# EXTRACTED RECORDS
------------------------------------------------------------
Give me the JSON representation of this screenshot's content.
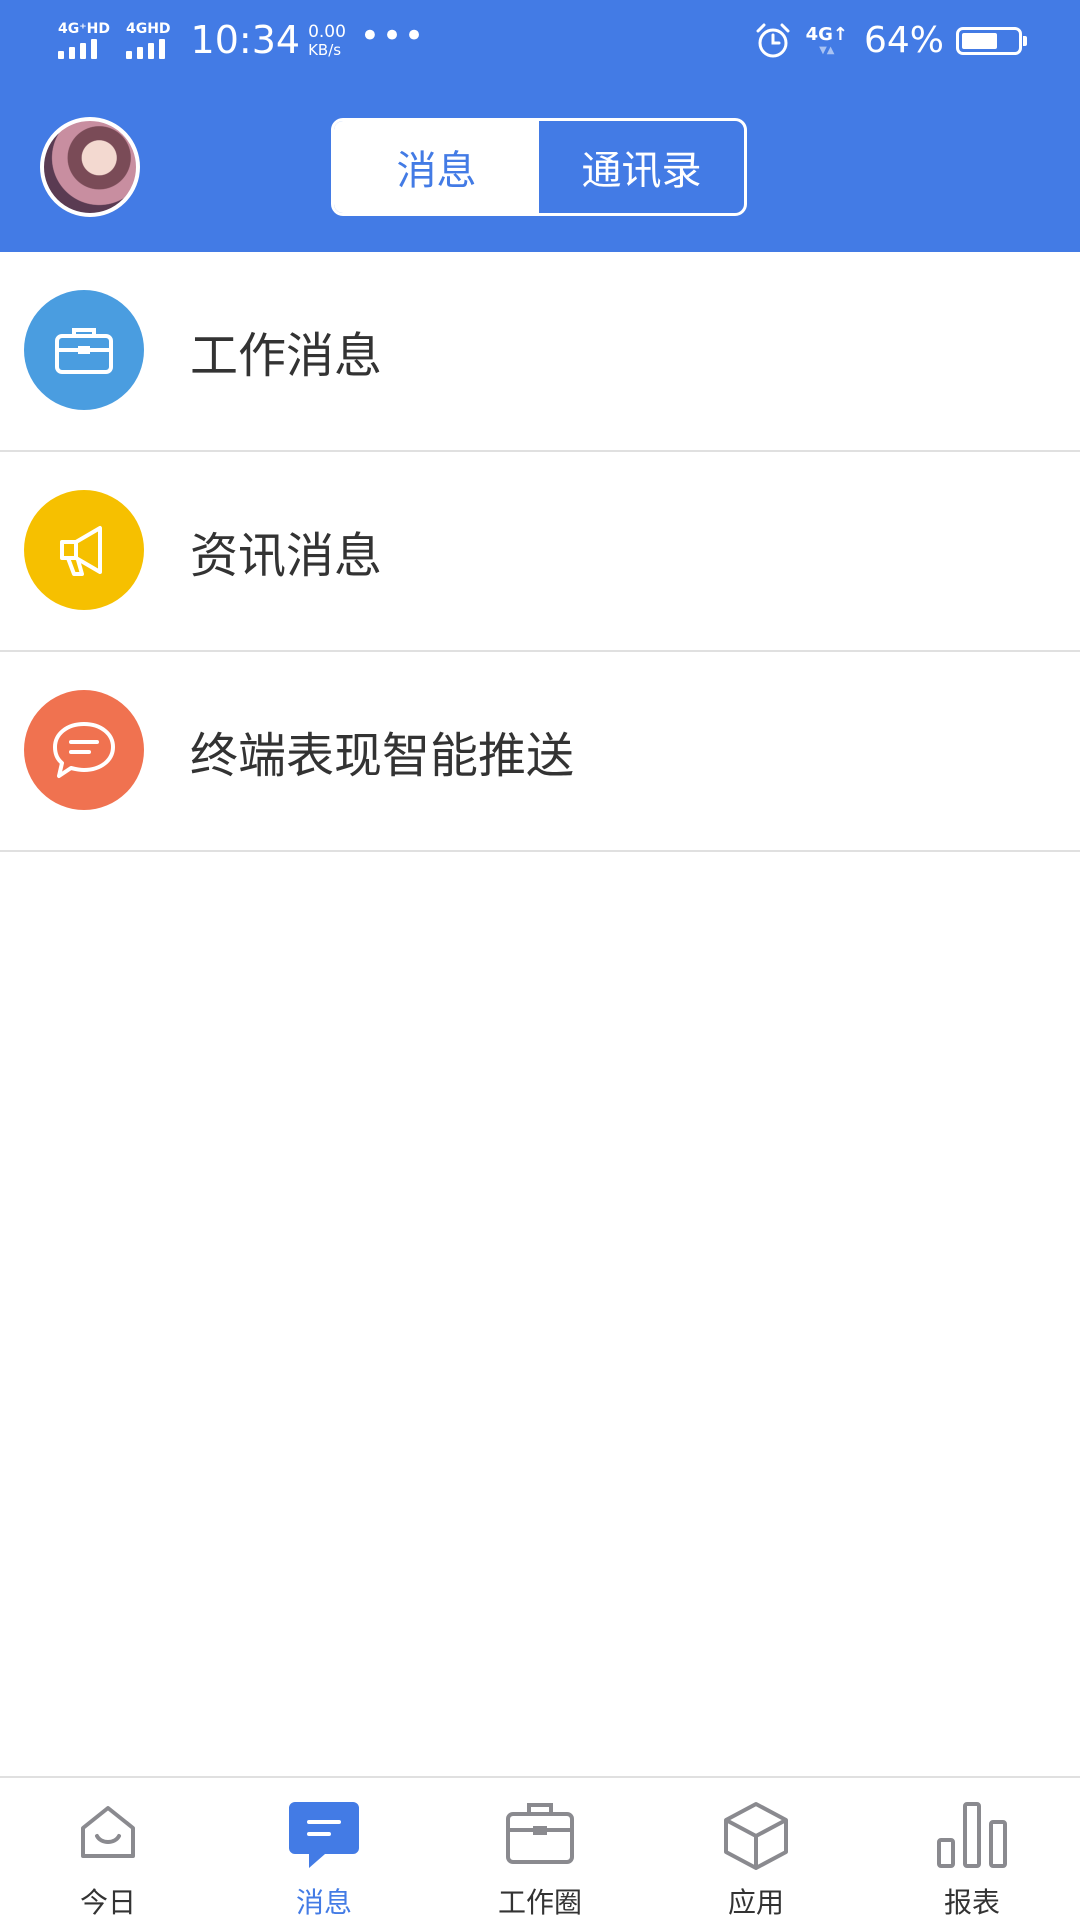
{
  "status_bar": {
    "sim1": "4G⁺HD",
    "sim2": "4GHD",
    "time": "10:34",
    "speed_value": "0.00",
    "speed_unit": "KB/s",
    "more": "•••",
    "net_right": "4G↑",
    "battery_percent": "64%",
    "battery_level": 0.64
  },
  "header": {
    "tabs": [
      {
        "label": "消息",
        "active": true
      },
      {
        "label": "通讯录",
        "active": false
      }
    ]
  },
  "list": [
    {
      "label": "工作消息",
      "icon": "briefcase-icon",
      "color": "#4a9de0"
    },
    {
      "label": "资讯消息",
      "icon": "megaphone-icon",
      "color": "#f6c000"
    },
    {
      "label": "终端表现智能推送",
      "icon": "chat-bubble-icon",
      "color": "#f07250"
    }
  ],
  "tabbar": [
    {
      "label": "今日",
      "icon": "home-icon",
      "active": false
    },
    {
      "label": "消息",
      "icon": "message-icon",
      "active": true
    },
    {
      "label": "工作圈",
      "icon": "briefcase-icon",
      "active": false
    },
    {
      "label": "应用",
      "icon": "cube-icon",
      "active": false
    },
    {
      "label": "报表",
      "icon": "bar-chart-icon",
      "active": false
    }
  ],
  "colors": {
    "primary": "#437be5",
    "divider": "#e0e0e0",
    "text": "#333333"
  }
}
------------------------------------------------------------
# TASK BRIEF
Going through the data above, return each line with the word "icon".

# SOLUTION TO THIS TASK
      "icon": "briefcase-icon",
      "icon": "megaphone-icon",
      "icon": "chat-bubble-icon",
      "icon": "home-icon",
      "icon": "message-icon",
      "icon": "briefcase-icon",
      "icon": "cube-icon",
      "icon": "bar-chart-icon",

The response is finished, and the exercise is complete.